By Budd Bailey, Buffalo Sports Page Columnist
The National Football League deserves a little credit. Its season started right on time Thursday night with a game between Kansas City and Houston.
In a year in which almost nothing has gone as planned, the NFL figured out a way to have just a little bit of normalcy. Good for them – the league can afford it, and we can use it. Timing helped, as the pandemic arrived in full force in March when the league was sort of hibernating (I know, there’s no true offseason in the NFL). But it had its draft on time, held training camps, and reached the starting line.
Yes, there were no preseason games. Raise your hand if you are a season-ticket holder and missed them. Let’s see … I don’t see any hands. I suppose the coaches would have liked to have played those exhibition contests, in that it might have helped determine what players might have filled out roster spots No. 45 to 53. But if you are a person that is fascinated by what defensive back might make the team and come in as a sixth defensive back in certain situations, you either are a huge, huge fan or you really need to start reading more books.
Now that the season is ready to begin locally, of course, we turn a page and try to figure out what’s coming up for the Buffalo Bills. That’s never an easy task, but optimism is running high right now. The Bills are coming off a playoff season, and their path seems to be easier thanks to the departure of Tom Brady from the New England Patriots. Maybe Cam Newton will become Cam Newton again in New England, but that’s a lot to ask. There’s a good-sized belief out there – and not just in Western New York – that it’s time for the Bills to win their first division title in a quarter-century.

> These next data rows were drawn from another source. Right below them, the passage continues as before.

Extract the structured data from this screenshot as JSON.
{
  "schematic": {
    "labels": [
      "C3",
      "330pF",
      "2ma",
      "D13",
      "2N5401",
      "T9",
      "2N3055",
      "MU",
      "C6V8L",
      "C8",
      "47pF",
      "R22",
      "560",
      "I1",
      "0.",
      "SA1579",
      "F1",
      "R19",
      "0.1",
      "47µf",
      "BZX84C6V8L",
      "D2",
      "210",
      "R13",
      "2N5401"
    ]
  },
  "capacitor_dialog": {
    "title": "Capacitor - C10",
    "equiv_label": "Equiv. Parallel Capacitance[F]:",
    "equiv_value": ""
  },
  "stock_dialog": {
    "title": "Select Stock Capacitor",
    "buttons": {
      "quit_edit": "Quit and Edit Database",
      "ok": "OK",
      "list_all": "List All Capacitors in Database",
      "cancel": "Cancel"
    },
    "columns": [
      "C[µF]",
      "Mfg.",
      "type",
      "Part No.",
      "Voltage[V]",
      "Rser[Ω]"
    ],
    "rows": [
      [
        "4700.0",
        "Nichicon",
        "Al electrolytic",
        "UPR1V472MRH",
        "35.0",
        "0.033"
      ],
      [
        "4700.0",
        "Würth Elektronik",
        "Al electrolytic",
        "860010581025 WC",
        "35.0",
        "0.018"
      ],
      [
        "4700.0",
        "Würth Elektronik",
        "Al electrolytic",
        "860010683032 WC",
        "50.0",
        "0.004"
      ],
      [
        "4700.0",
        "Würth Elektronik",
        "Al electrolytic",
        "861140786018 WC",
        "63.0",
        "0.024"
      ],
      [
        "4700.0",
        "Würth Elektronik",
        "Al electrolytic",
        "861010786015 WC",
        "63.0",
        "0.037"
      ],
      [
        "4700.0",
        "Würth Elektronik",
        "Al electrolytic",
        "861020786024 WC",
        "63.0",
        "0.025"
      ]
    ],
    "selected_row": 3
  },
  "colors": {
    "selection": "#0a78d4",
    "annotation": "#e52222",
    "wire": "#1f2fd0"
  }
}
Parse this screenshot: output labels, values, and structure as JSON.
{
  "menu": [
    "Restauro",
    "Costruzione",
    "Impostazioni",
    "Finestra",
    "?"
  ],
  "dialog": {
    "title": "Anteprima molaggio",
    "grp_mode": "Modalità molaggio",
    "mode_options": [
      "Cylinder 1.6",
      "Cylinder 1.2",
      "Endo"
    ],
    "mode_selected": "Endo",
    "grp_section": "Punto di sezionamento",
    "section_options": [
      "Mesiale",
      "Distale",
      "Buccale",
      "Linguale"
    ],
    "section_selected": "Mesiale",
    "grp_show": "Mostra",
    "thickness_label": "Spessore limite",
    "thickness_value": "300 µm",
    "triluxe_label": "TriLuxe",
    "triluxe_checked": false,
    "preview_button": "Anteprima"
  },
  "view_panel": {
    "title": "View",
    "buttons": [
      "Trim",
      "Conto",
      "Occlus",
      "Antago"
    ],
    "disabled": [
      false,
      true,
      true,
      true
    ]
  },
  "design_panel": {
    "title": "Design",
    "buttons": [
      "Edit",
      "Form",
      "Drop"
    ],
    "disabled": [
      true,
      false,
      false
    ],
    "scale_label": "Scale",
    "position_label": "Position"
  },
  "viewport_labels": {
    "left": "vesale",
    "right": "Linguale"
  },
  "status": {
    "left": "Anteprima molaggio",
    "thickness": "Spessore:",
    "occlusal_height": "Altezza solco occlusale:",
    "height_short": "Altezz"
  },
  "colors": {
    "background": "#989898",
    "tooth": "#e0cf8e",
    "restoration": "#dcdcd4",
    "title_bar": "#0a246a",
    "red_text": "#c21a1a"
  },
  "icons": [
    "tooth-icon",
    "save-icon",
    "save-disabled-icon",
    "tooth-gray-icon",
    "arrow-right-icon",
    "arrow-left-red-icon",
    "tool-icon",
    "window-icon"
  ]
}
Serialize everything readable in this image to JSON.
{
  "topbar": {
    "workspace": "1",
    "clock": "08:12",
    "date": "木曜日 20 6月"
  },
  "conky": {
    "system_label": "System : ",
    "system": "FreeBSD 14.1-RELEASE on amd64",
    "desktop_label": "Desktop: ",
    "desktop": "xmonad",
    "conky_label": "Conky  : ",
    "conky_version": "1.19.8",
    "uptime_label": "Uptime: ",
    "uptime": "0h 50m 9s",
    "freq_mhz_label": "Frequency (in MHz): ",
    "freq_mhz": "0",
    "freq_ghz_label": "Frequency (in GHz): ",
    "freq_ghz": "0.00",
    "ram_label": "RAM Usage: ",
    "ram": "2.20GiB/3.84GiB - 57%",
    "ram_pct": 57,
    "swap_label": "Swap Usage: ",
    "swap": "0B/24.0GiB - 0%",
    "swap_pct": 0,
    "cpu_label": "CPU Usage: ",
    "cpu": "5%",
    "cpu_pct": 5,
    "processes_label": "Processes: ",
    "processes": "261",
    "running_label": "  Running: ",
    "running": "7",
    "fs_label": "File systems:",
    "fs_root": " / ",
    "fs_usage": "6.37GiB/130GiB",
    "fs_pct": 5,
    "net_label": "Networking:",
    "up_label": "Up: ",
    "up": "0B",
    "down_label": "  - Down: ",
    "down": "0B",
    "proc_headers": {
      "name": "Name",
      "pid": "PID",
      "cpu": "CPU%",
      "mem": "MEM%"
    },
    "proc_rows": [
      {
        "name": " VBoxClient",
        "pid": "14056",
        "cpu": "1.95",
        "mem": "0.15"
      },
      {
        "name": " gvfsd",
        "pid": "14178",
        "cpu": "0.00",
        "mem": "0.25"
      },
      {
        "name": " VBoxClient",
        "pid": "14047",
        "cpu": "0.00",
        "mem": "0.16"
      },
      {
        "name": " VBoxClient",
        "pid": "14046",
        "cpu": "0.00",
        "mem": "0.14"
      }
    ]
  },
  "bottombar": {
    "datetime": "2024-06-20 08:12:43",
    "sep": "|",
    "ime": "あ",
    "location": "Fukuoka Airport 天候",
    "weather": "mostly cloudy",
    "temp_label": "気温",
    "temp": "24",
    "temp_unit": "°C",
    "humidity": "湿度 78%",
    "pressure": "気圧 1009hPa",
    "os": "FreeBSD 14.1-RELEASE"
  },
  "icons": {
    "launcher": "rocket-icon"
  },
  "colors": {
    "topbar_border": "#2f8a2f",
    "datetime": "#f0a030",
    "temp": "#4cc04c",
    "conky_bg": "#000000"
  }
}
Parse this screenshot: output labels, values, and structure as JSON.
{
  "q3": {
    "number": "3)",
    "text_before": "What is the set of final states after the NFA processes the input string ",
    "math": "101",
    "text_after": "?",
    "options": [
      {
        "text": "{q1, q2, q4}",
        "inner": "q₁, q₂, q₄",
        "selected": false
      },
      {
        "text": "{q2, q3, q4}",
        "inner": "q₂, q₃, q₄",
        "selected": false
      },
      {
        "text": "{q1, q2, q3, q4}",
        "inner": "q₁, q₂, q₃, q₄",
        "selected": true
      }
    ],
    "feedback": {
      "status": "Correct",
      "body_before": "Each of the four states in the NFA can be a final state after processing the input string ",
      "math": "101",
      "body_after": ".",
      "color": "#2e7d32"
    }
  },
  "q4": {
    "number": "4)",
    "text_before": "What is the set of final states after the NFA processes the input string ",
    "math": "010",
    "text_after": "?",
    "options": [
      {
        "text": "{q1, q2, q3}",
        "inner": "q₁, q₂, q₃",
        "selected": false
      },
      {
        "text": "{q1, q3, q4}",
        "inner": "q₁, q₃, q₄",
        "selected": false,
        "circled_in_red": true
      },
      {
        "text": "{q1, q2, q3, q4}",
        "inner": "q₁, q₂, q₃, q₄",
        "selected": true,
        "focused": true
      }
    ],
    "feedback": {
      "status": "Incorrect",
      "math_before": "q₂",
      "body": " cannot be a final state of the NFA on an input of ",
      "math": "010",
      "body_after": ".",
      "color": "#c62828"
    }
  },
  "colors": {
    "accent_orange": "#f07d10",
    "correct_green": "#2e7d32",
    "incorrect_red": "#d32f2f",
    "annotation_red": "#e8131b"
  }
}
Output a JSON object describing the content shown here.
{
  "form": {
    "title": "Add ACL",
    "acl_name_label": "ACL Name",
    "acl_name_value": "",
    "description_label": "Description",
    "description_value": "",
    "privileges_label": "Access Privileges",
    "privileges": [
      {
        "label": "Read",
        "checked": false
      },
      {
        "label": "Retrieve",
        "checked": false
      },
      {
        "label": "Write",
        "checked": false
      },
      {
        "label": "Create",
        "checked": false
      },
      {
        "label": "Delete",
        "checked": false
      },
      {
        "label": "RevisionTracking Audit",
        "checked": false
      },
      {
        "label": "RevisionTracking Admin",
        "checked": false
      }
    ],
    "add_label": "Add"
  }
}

Bills general manager Brandon Beane and head coach Sean McDermott have done a professional job of building a better roster, brick by brick, during their tenure. They straightened out their salary cap issues over the last couple of years. That allowed them to sign a few free agents as well as complete a trade for wide receiver Stefon Diggs, who could be the best wide receiver on the Bills’ roster in at least 15 years. He should make the entire offense better; I can’t wait to see him.
On defense, the Bills seem to be ready to face almost any challenge. The linebackers and secondary look solid. Star Lotuleiei is taking the year off and Shaq Lawson left as a free agent, but it seems like the team has plenty of bodies along the defensive line to plug in their spots. They aren’t the ’85 Bears, but you don’t see that sort of group every year.
The optimism, naturally, is accompanied by the usual fear that something might go wrong. It’s part of the sports DNA in Western New York. Without taking anything away from the job by Bills’ management, the team needed some breaks to reach the postseason in 2017 and 2019. In the former, Buffalo seemed to receive every possible bounce during the course of the season. When a football was deflected into the air, it seemed to land in the arms of an eager Bills’ player. The team won five games by seven or fewer points, and snuck into the playoffs with a 9-7 record. In the latter, Buffalo was handed a weak schedule that seemed to get easier as the season progressed. The only team that the Bills defeated that finished with a winning record in 2019 was Tennessee, and no one saw that win as an astonishing achievement at the time.
This year, the scheduling gods turned a little angry. Both Super Bowl teams, Kansas City and San Francisco, are on the schedule. The Rams, Seahawks and Titans figure to be good too. There’s talk that the Jets and Dolphins are ready to take a big step forward, although we’ve heard that before. Throw in the usual mischief from the injury gods – such as bad luck for starting quarterback Josh Allen – and we have the usual amount of unpredictability that has helped make the NFL so popular.
Then throw in issues related to Covid-19, and the situation becomes really silly. The Bills came very close to losing cornerback Tre’Davious White for the season when he thought about joining Lotulelei on the sidelines because of the virus. That would have changed the team’s outlook quite a bit. Since the teams aren’t in a bubble during the regular season (the guess is that they will go into “hiding” in January), some hiccups are quite possible as we go along. Baseball certainly had some earlier in its season, and it didn’t have 22 players crashing into each other dozens and dozens times per game.
We also don’t know what will be the effects of playing in stadiums without fans – or, depending on the team, without most of their fans. I’ve seen studies that indicate that the biggest influence of crowd noise is on the referees, who subconsciously tilt slightly to the home team. That will be gone. It will be interesting to see if teams lose their traditional home-field advantage.
In a season like this, a season that seems to be more silly and more unpredictable that almost any other, Allen seems like a perfect quarterback. Even he doesn’t seem to be sure what he’s going to do from play to play, or in the middle of a play. Josh may throw a pass, or run down the field, or throw a surprise lateral, or think of something else.
If Allen can take more steps forward – and he needs to do that, especially on his deep passes – and the team takes care of business in division games, the Bills look like something of a 10-6 team – with a chance to go even higher. The floor seems like 8-8 or 9-7 and a fight for a wild-card spot – one that no doubt will be decided in a 2020 way by the 12th tiebreaker, which I believe is point differential on Thursday night games.
Either way, it should be a fun season. Unless it gets too silly.
(Follow Budd on Twitter @WDX2BB)